* _Problem to solve_
Could you repeat every record below exactly as written?

* _Supplied data_
*-*-*

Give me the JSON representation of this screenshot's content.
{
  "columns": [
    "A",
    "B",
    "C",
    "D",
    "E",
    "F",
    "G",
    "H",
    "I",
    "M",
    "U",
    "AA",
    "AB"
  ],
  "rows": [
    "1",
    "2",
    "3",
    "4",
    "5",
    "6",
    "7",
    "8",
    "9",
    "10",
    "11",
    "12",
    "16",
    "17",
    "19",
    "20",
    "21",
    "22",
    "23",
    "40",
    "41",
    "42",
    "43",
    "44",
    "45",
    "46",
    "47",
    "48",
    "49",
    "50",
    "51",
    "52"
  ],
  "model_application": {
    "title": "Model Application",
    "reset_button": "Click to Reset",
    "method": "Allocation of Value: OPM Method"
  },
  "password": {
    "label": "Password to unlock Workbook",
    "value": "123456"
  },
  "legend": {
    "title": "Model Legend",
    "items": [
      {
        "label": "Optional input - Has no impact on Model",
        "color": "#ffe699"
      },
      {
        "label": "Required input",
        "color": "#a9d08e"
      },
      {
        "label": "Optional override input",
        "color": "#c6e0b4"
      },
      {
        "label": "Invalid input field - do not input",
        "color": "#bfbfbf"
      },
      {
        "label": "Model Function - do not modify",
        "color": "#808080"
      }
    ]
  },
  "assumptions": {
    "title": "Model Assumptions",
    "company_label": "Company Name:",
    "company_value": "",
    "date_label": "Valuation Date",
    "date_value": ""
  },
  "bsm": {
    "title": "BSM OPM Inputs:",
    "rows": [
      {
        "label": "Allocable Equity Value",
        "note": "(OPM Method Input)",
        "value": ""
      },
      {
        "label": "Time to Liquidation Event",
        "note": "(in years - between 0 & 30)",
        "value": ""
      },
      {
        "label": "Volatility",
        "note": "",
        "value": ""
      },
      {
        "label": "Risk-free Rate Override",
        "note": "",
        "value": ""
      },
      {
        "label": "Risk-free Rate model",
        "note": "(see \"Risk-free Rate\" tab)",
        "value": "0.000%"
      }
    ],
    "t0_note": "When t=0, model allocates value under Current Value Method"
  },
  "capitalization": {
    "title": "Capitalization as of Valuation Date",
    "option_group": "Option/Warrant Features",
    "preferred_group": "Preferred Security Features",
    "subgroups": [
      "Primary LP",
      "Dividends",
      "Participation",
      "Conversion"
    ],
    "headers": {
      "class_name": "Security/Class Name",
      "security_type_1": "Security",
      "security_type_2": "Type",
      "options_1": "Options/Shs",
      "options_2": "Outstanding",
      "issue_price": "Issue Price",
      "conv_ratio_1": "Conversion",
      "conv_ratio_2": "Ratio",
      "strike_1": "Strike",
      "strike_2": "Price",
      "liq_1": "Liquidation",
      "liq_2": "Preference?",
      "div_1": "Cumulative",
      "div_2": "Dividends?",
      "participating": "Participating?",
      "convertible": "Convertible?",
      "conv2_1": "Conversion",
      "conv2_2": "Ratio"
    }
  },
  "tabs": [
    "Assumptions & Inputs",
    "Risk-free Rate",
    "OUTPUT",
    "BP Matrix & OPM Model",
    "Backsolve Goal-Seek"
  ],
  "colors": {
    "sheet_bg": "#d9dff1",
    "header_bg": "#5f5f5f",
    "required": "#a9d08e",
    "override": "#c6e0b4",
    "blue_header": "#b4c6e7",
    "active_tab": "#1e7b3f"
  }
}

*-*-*

* _Output below_
Give me the JSON representation of this screenshot's content.
{
  "columns": [
    "A",
    "B",
    "C",
    "D",
    "E",
    "F",
    "G",
    "H",
    "I",
    "M",
    "U",
    "AA",
    "AB"
  ],
  "rows": [
    "1",
    "2",
    "3",
    "4",
    "5",
    "6",
    "7",
    "8",
    "9",
    "10",
    "11",
    "12",
    "16",
    "17",
    "19",
    "20",
    "21",
    "22",
    "23",
    "40",
    "41",
    "42",
    "43",
    "44",
    "45",
    "46",
    "47",
    "48",
    "49",
    "50",
    "51",
    "52"
  ],
  "model_application": {
    "title": "Model Application",
    "reset_button": "Click to Reset",
    "method": "Allocation of Value: OPM Method"
  },
  "password": {
    "label": "Password to unlock Workbook",
    "value": "123456"
  },
  "legend": {
    "title": "Model Legend",
    "items": [
      {
        "label": "Optional input - Has no impact on Model",
        "color": "#ffe699"
      },
      {
        "label": "Required input",
        "color": "#a9d08e"
      },
      {
        "label": "Optional override input",
        "color": "#c6e0b4"
      },
      {
        "label": "Invalid input field - do not input",
        "color": "#bfbfbf"
      },
      {
        "label": "Model Function - do not modify",
        "color": "#808080"
      }
    ]
  },
  "assumptions": {
    "title": "Model Assumptions",
    "company_label": "Company Name:",
    "company_value": "",
    "date_label": "Valuation Date",
    "date_value": ""
  },
  "bsm": {
    "title": "BSM OPM Inputs:",
    "rows": [
      {
        "label": "Allocable Equity Value",
        "note": "(OPM Method Input)",
        "value": ""
      },
      {
        "label": "Time to Liquidation Event",
        "note": "(in years - between 0 & 30)",
        "value": ""
      },
      {
        "label": "Volatility",
        "note": "",
        "value": ""
      },
      {
        "label": "Risk-free Rate Override",
        "note": "",
        "value": ""
      },
      {
        "label": "Risk-free Rate model",
        "note": "(see \"Risk-free Rate\" tab)",
        "value": "0.000%"
      }
    ],
    "t0_note": "When t=0, model allocates value under Current Value Method"
  },
  "capitalization": {
    "title": "Capitalization as of Valuation Date",
    "option_group": "Option/Warrant Features",
    "preferred_group": "Preferred Security Features",
    "subgroups": [
      "Primary LP",
      "Dividends",
      "Participation",
      "Conversion"
    ],
    "headers": {
      "class_name": "Security/Class Name",
      "security_type_1": "Security",
      "security_type_2": "Type",
      "options_1": "Options/Shs",
      "options_2": "Outstanding",
      "issue_price": "Issue Price",
      "conv_ratio_1": "Conversion",
      "conv_ratio_2": "Ratio",
      "strike_1": "Strike",
      "strike_2": "Price",
      "liq_1": "Liquidation",
      "liq_2": "Preference?",
      "div_1": "Cumulative",
      "div_2": "Dividends?",
      "participating": "Participating?",
      "convertible": "Convertible?",
      "conv2_1": "Conversion",
      "conv2_2": "Ratio"
    }
  },
  "tabs": [
    "Assumptions & Inputs",
    "Risk-free Rate",
    "OUTPUT",
    "BP Matrix & OPM Model",
    "Backsolve Goal-Seek"
  ],
  "colors": {
    "sheet_bg": "#d9dff1",
    "header_bg": "#5f5f5f",
    "required": "#a9d08e",
    "override": "#c6e0b4",
    "blue_header": "#b4c6e7",
    "active_tab": "#1e7b3f"
  }
}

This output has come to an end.